  • I cover lots of areas of the industry on the blog. The blog is called the “business of video” so naturally, much of what I am going to write about are the business models associated with online video.
    No where did I say or imply that content should be “free”. Based on surveys we have done and webinars on the topic, many, many content owners tell us they wish that one codec was supported across all platforms and on all devices. Encode once, delivery everywhere is what they want, but that’s simply not the reality in the market today.
    Browser companies don’t have to “develop” codecs in order for the industry to agree upon a standard.

  • gregory

    Christopher, where would the web be if we had to pay for rendering fonts? It would be nowhere. Video is just like fonts in that it represents a form of content. It can’t be ubiquitous under the current rules. This was a waste of time announcement.

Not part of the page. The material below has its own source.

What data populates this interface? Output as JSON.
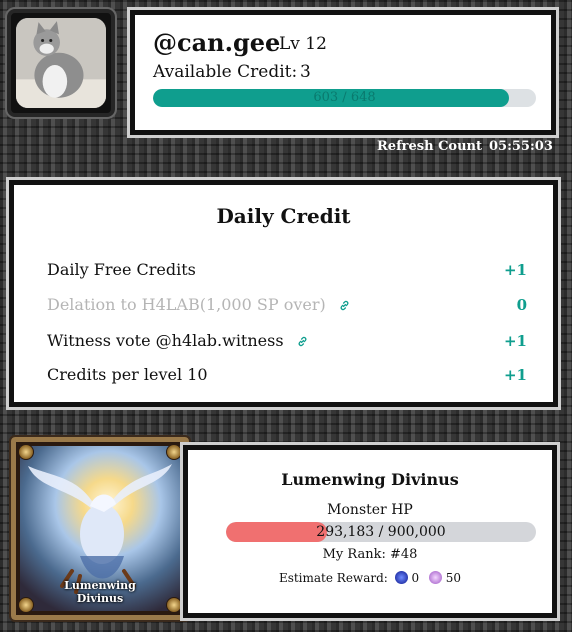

  • No font’s are not like CODECs. CODECs are the result of scientific and mathematical research and development. The cost to get a CODEC to market can range from $1M to $100M and legal defense throws another chunk of overhead on top of that.
    Font’s, on the other hand, are the result of creative and artistic labor. Show me a $100M font please.
    We have entered the phase in the Streaming Media Industry where it appears that a group of “have nots” wants to disrupt, deny and destroy that which a group of “haves” has put billions into building.
    Let’s not forget this is a business. Not a hobby. Things of value have a price.

  • Dali

    Christopher, this debate is only basically about the uniform HTML5 video tag support in all browsers. I agree that things of value have a price (I worked on video codec’s before and it’s no piece of cake) but sometimes, that cost is captured in indirect ways. Where would we be if everybody had to pay to have a TCP/IP stack in order to connect to the internet? Network protocols are notoriously difficult to create/validate too.
    The most sensible approach I see for H264 is to follow the way of the PDF format. Free readers (i.e. decoders in browsers) and for-money tools to create/format such content. With time, basic versions of the Codec should become royaltee free (arguably H264 shouldn’t be far from that state) and newer versions in the making maintain their premium price tag. Commoditization is inevitable …